Items from an interface collection
>>>>>
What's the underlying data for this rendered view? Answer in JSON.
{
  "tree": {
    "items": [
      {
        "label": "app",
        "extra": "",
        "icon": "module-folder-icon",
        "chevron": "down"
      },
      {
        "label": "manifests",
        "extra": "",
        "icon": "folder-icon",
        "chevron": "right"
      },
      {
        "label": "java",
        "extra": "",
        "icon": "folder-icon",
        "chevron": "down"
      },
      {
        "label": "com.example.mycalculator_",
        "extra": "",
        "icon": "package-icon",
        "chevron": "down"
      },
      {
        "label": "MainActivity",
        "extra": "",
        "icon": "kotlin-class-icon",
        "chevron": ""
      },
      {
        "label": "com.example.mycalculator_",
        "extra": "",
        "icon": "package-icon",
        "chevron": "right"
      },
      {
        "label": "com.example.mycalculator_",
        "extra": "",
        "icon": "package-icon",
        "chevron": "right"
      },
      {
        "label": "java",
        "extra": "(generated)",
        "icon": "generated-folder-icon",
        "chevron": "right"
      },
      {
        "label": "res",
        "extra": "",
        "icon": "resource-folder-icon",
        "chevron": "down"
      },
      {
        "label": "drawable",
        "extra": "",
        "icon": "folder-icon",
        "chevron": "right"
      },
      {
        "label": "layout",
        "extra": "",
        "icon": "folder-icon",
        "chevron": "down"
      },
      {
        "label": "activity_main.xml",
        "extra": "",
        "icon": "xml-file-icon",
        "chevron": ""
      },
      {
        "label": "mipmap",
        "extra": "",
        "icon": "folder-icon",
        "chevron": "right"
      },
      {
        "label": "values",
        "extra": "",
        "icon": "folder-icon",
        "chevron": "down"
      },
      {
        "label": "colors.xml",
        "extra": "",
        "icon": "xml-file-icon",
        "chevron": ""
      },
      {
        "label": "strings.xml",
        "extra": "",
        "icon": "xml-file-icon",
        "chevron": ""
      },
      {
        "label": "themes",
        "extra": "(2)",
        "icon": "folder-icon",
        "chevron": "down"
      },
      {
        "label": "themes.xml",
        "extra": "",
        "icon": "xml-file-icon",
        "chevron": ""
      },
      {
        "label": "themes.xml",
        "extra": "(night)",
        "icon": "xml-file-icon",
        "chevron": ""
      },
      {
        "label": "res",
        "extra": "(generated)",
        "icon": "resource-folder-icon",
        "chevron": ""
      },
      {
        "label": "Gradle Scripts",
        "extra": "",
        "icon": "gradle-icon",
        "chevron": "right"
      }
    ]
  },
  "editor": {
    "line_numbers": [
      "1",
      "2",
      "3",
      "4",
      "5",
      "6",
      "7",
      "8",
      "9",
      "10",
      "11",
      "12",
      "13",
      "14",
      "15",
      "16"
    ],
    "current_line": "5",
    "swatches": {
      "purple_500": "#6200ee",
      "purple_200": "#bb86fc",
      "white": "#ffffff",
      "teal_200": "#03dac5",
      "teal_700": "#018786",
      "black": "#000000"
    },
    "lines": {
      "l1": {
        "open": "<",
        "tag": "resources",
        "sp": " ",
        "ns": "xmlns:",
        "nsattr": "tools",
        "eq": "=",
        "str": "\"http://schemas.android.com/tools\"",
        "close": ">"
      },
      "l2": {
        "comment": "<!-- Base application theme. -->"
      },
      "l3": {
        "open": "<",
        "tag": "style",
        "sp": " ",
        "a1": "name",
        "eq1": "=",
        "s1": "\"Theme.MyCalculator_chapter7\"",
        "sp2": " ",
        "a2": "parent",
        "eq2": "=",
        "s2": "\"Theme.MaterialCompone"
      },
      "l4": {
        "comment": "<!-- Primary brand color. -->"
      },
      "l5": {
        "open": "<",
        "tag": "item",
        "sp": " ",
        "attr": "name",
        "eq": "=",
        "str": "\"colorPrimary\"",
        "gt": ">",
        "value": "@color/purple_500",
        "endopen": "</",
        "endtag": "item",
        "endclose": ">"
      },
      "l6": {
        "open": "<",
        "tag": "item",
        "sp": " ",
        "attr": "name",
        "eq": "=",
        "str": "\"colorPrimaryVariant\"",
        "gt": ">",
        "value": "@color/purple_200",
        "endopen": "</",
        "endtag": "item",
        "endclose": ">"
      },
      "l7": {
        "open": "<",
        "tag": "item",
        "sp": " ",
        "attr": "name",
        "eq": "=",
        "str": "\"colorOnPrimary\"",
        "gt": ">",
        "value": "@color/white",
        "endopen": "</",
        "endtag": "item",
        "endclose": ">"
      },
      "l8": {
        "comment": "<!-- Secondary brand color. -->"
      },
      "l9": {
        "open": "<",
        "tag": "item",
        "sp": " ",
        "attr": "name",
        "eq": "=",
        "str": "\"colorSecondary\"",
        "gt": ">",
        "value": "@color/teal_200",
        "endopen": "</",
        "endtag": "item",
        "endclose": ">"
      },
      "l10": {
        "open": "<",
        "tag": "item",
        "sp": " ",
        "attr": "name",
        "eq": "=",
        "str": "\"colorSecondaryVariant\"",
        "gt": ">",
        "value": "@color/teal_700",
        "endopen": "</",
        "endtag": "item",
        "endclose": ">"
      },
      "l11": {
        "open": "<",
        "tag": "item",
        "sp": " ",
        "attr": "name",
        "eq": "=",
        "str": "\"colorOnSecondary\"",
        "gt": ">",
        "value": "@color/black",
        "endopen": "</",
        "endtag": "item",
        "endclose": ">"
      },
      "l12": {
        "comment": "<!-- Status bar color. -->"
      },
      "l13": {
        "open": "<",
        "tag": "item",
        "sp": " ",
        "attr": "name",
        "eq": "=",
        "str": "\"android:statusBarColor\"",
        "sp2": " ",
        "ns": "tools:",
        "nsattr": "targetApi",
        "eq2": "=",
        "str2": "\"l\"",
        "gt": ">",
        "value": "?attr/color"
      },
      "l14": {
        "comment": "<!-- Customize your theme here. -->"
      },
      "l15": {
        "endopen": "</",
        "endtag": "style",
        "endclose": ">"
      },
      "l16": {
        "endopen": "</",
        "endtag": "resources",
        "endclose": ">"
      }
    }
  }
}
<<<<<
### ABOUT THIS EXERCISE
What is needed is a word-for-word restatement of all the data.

### EXPECTED ANSWER
What's the underlying data for this rendered view? Answer in JSON.
{
  "tree": {
    "items": [
      {
        "label": "app",
        "extra": "",
        "icon": "module-folder-icon",
        "chevron": "down"
      },
      {
        "label": "manifests",
        "extra": "",
        "icon": "folder-icon",
        "chevron": "right"
      },
      {
        "label": "java",
        "extra": "",
        "icon": "folder-icon",
        "chevron": "down"
      },
      {
        "label": "com.example.mycalculator_",
        "extra": "",
        "icon": "package-icon",
        "chevron": "down"
      },
      {
        "label": "MainActivity",
        "extra": "",
        "icon": "kotlin-class-icon",
        "chevron": ""
      },
      {
        "label": "com.example.mycalculator_",
        "extra": "",
        "icon": "package-icon",
        "chevron": "right"
      },
      {
        "label": "com.example.mycalculator_",
        "extra": "",
        "icon": "package-icon",
        "chevron": "right"
      },
      {
        "label": "java",
        "extra": "(generated)",
        "icon": "generated-folder-icon",
        "chevron": "right"
      },
      {
        "label": "res",
        "extra": "",
        "icon": "resource-folder-icon",
        "chevron": "down"
      },
      {
        "label": "drawable",
        "extra": "",
        "icon": "folder-icon",
        "chevron": "right"
      },
      {
        "label": "layout",
        "extra": "",
        "icon": "folder-icon",
        "chevron": "down"
      },
      {
        "label": "activity_main.xml",
        "extra": "",
        "icon": "xml-file-icon",
        "chevron": ""
      },
      {
        "label": "mipmap",
        "extra": "",
        "icon": "folder-icon",
        "chevron": "right"
      },
      {
        "label": "values",
        "extra": "",
        "icon": "folder-icon",
        "chevron": "down"
      },
      {
        "label": "colors.xml",
        "extra": "",
        "icon": "xml-file-icon",
        "chevron": ""
      },
      {
        "label": "strings.xml",
        "extra": "",
        "icon": "xml-file-icon",
        "chevron": ""
      },
      {
        "label": "themes",
        "extra": "(2)",
        "icon": "folder-icon",
        "chevron": "down"
      },
      {
        "label": "themes.xml",
        "extra": "",
        "icon": "xml-file-icon",
        "chevron": ""
      },
      {
        "label": "themes.xml",
        "extra": "(night)",
        "icon": "xml-file-icon",
        "chevron": ""
      },
      {
        "label": "res",
        "extra": "(generated)",
        "icon": "resource-folder-icon",
        "chevron": ""
      },
      {
        "label": "Gradle Scripts",
        "extra": "",
        "icon": "gradle-icon",
        "chevron": "right"
      }
    ]
  },
  "editor": {
    "line_numbers": [
      "1",
      "2",
      "3",
      "4",
      "5",
      "6",
      "7",
      "8",
      "9",
      "10",
      "11",
      "12",
      "13",
      "14",
      "15",
      "16"
    ],
    "current_line": "5",
    "swatches": {
      "purple_500": "#6200ee",
      "purple_200": "#bb86fc",
      "white": "#ffffff",
      "teal_200": "#03dac5",
      "teal_700": "#018786",
      "black": "#000000"
    },
    "lines": {
      "l1": {
        "open": "<",
        "tag": "resources",
        "sp": " ",
        "ns": "xmlns:",
        "nsattr": "tools",
        "eq": "=",
        "str": "\"http://schemas.android.com/tools\"",
        "close": ">"
      },
      "l2": {
        "comment": "<!-- Base application theme. -->"
      },
      "l3": {
        "open": "<",
        "tag": "style",
        "sp": " ",
        "a1": "name",
        "eq1": "=",
        "s1": "\"Theme.MyCalculator_chapter7\"",
        "sp2": " ",
        "a2": "parent",
        "eq2": "=",
        "s2": "\"Theme.MaterialCompone"
      },
      "l4": {
        "comment": "<!-- Primary brand color. -->"
      },
      "l5": {
        "open": "<",
        "tag": "item",
        "sp": " ",
        "attr": "name",
        "eq": "=",
        "str": "\"colorPrimary\"",
        "gt": ">",
        "value": "@color/purple_500",
        "endopen": "</",
        "endtag": "item",
        "endclose": ">"
      },
      "l6": {
        "open": "<",
        "tag": "item",
        "sp": " ",
        "attr": "name",
        "eq": "=",
        "str": "\"colorPrimaryVariant\"",
        "gt": ">",
        "value": "@color/purple_200",
        "endopen": "</",
        "endtag": "item",
        "endclose": ">"
      },
      "l7": {
        "open": "<",
        "tag": "item",
        "sp": " ",
        "attr": "name",
        "eq": "=",
        "str": "\"colorOnPrimary\"",
        "gt": ">",
        "value": "@color/white",
        "endopen": "</",
        "endtag": "item",
        "endclose": ">"
      },
      "l8": {
        "comment": "<!-- Secondary brand color. -->"
      },
      "l9": {
        "open": "<",
        "tag": "item",
        "sp": " ",
        "attr": "name",
        "eq": "=",
        "str": "\"colorSecondary\"",
        "gt": ">",
        "value": "@color/teal_200",
        "endopen": "</",
        "endtag": "item",
        "endclose": ">"
      },
      "l10": {
        "open": "<",
        "tag": "item",
        "sp": " ",
        "attr": "name",
        "eq": "=",
        "str": "\"colorSecondaryVariant\"",
        "gt": ">",
        "value": "@color/teal_700",
        "endopen": "</",
        "endtag": "item",
        "endclose": ">"
      },
      "l11": {
        "open": "<",
        "tag": "item",
        "sp": " ",
        "attr": "name",
        "eq": "=",
        "str": "\"colorOnSecondary\"",
        "gt": ">",
        "value": "@color/black",
        "endopen": "</",
        "endtag": "item",
        "endclose": ">"
      },
      "l12": {
        "comment": "<!-- Status bar color. -->"
      },
      "l13": {
        "open": "<",
        "tag": "item",
        "sp": " ",
        "attr": "name",
        "eq": "=",
        "str": "\"android:statusBarColor\"",
        "sp2": " ",
        "ns": "tools:",
        "nsattr": "targetApi",
        "eq2": "=",
        "str2": "\"l\"",
        "gt": ">",
        "value": "?attr/color"
      },
      "l14": {
        "comment": "<!-- Customize your theme here. -->"
      },
      "l15": {
        "endopen": "</",
        "endtag": "style",
        "endclose": ">"
      },
      "l16": {
        "endopen": "</",
        "endtag": "resources",
        "endclose": ">"
      }
    }
  }
}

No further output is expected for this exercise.